Crime and Punishment in the Middle Ages Written by Tim Nash History The middle ages was a time of severe punishment and harsh torture for crimes that today would seem trivial. People were beheaded and limbs cut off, vagabonds were often whipped and chained in stocks. People lived in a state of fear thinking they would be the next victim.

Malleus Maleficarum - The European Witch Hunters' Manual By Jone Johnson Lewis The Malleus Maleficarum, written in 1486 - 1487 in Latin, is also known as "The Hammer of Witches," a translation of the title. Its writing is credited to two German Dominican monks, Heinrich Kramer and Jacob Sprenger. The two were also theology professors. Sprenger's role is now thought by some scholars to have been largely symbolic rather than active.

Mystical Mythology from around the world Their characteristics include puckered and wizened features coupled with yellow, parchment-like skin. This fairy will also exhibit very dark eyes, which betray a wisdom far older than its apparent years. Changelings display other characteristics, usually physical deformities, among which a crooked back or lame hand are common. About two weeks after their arrival in the human household, changelings will also exhibit a full set of teeth, legs as thin as chicken bones, and hands which are curved and crooked as birds' talons and covered with a light, downy hair. It is their temperament, however, which most marks the changeling.
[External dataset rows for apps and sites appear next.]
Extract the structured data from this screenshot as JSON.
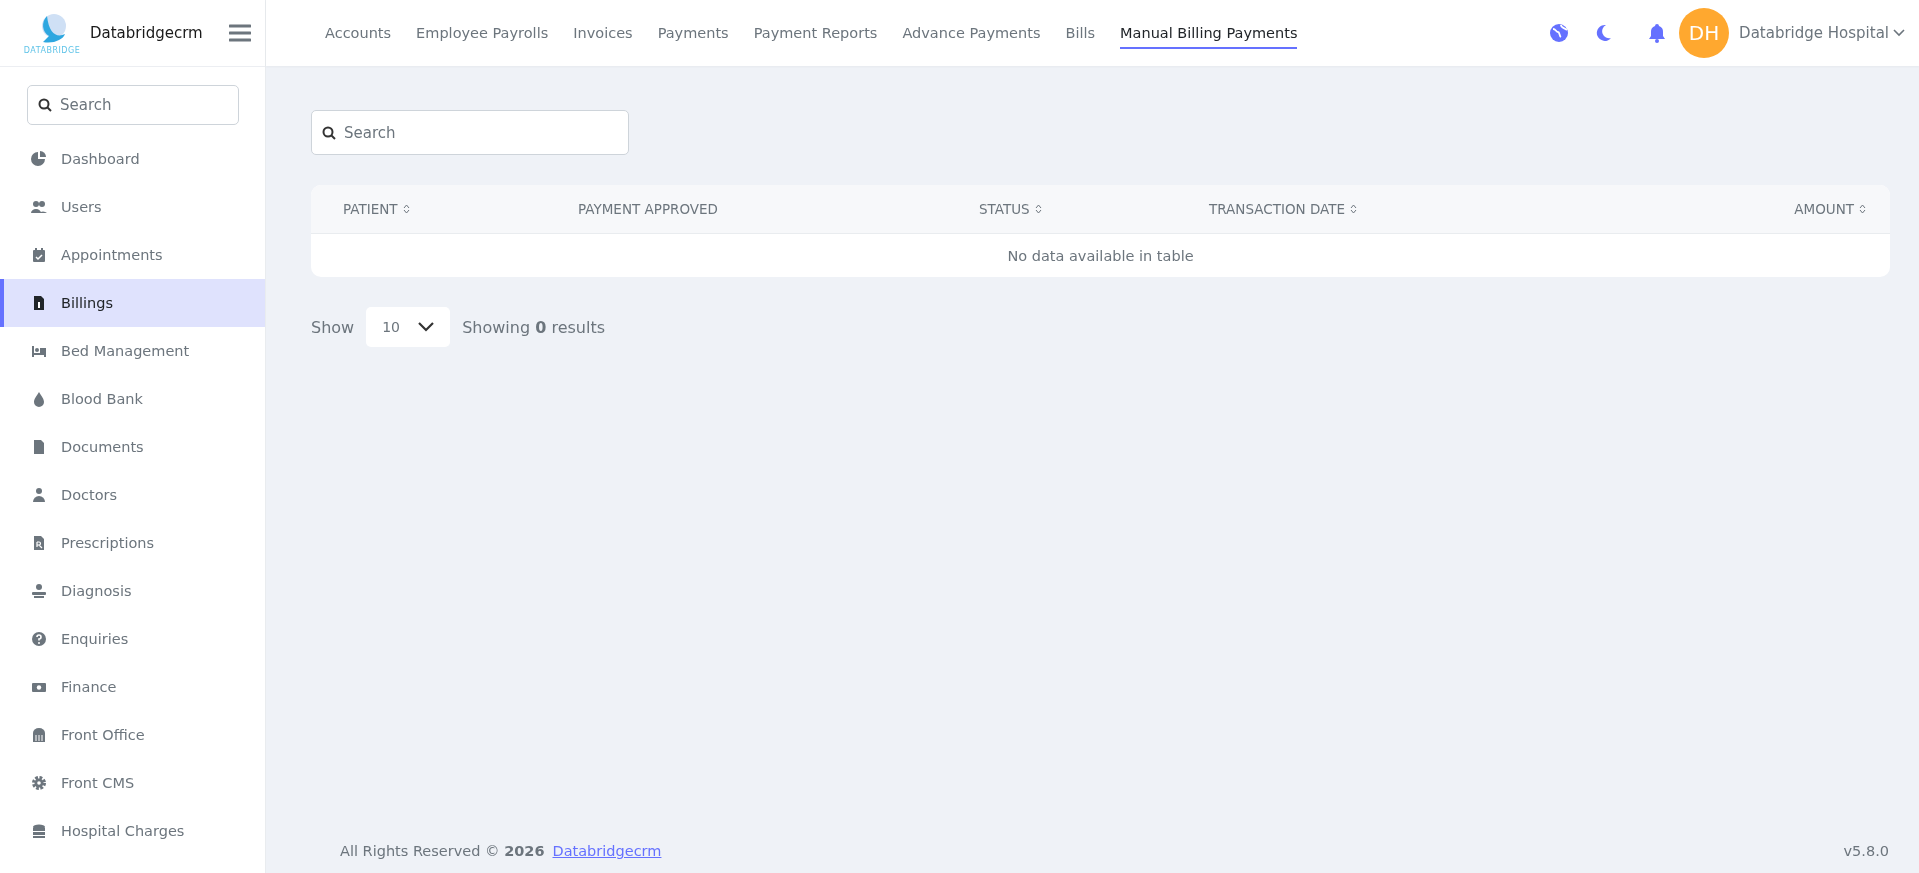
{
  "brand": {
    "logo_caption": "DATABRIDGE",
    "name": "Databridgecrm"
  },
  "sidebar": {
    "search": {
      "placeholder": "Search"
    },
    "items": [
      {
        "label": "Dashboard",
        "selected": false
      },
      {
        "label": "Users",
        "selected": false
      },
      {
        "label": "Appointments",
        "selected": false
      },
      {
        "label": "Billings",
        "selected": true
      },
      {
        "label": "Bed Management",
        "selected": false
      },
      {
        "label": "Blood Bank",
        "selected": false
      },
      {
        "label": "Documents",
        "selected": false
      },
      {
        "label": "Doctors",
        "selected": false
      },
      {
        "label": "Prescriptions",
        "selected": false
      },
      {
        "label": "Diagnosis",
        "selected": false
      },
      {
        "label": "Enquiries",
        "selected": false
      },
      {
        "label": "Finance",
        "selected": false
      },
      {
        "label": "Front Office",
        "selected": false
      },
      {
        "label": "Front CMS",
        "selected": false
      },
      {
        "label": "Hospital Charges",
        "selected": false
      }
    ]
  },
  "tabs": [
    {
      "label": "Accounts",
      "selected": false
    },
    {
      "label": "Employee Payrolls",
      "selected": false
    },
    {
      "label": "Invoices",
      "selected": false
    },
    {
      "label": "Payments",
      "selected": false
    },
    {
      "label": "Payment Reports",
      "selected": false
    },
    {
      "label": "Advance Payments",
      "selected": false
    },
    {
      "label": "Bills",
      "selected": false
    },
    {
      "label": "Manual Billing Payments",
      "selected": true
    }
  ],
  "user": {
    "initials": "DH",
    "name": "Databridge Hospital"
  },
  "search": {
    "placeholder": "Search"
  },
  "table": {
    "columns": [
      {
        "label": "PATIENT",
        "sortable": true
      },
      {
        "label": "PAYMENT APPROVED",
        "sortable": false
      },
      {
        "label": "STATUS",
        "sortable": true
      },
      {
        "label": "TRANSACTION DATE",
        "sortable": true
      },
      {
        "label": "AMOUNT",
        "sortable": true
      }
    ],
    "empty_message": "No data available in table"
  },
  "pagination": {
    "show_label": "Show",
    "page_size": "10",
    "summary": "Showing **0** results"
  },
  "footer": {
    "copyright": "All Rights Reserved © **2026**",
    "link": "Databridgecrm",
    "version": "v5.8.0"
  }
}
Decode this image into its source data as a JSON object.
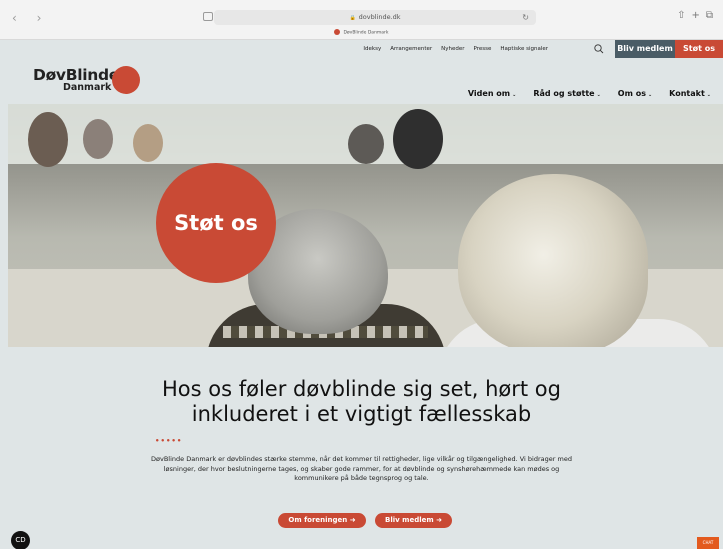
{
  "browser": {
    "url": "dovblinde.dk",
    "tab_title": "DøvBlinde Danmark"
  },
  "utility_nav": {
    "links": [
      "Ideksy",
      "Arrangementer",
      "Nyheder",
      "Presse",
      "Haptiske signaler"
    ],
    "member_button": "Bliv medlem",
    "support_button": "Støt os"
  },
  "logo": {
    "line1": "DøvBlinde",
    "line2": "Danmark"
  },
  "main_nav": [
    "Viden om",
    "Råd og støtte",
    "Om os",
    "Kontakt"
  ],
  "hero": {
    "badge": "Støt os"
  },
  "content": {
    "headline_line1": "Hos os føler døvblinde sig set, hørt og",
    "headline_line2": "inkluderet i et vigtigt fællesskab",
    "dots": "•••••",
    "paragraph": "DøvBlinde Danmark er døvblindes stærke stemme, når det kommer til rettigheder, lige vilkår og tilgængelighed. Vi bidrager med løsninger, der hvor beslutningerne tages, og skaber gode rammer, for at døvblinde og synshørehæmmede kan mødes og kommunikere på både tegnsprog og tale.",
    "cta_about": "Om foreningen",
    "cta_member": "Bliv medlem"
  },
  "widgets": {
    "chat_label": "CHAT"
  },
  "colors": {
    "brand_red": "#c94a35",
    "slate": "#4a5c66",
    "background": "#dfe5e6"
  }
}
Babies are generally joyful and pleasant, but the fairy substitute is never happy, except when some calamity befalls the household.

Tony Robinson on the top five superstitions that gripped medieval Britain Ancient Britons didn’t despatch people willy-nilly, but in times of crisis – if a whole community was rocked by plague, say – then they might decide to sacrifice somebody as a way of bartering with the gods. In some cases, a wicker pyre in the shape of a man would be stuffed with animals and even human offerings. We can trace this practice back to Celtic times. Silence Falls on Conversation at Twenty Past the Hour Legend: Even in the most crowded of rooms, an inexplicable silence will invariably strike conversationalists at twenty past the hour. Origins: Ever notice how conversation spontaneously seems to die out at twenty after the hour? If so, you're not have noted it too.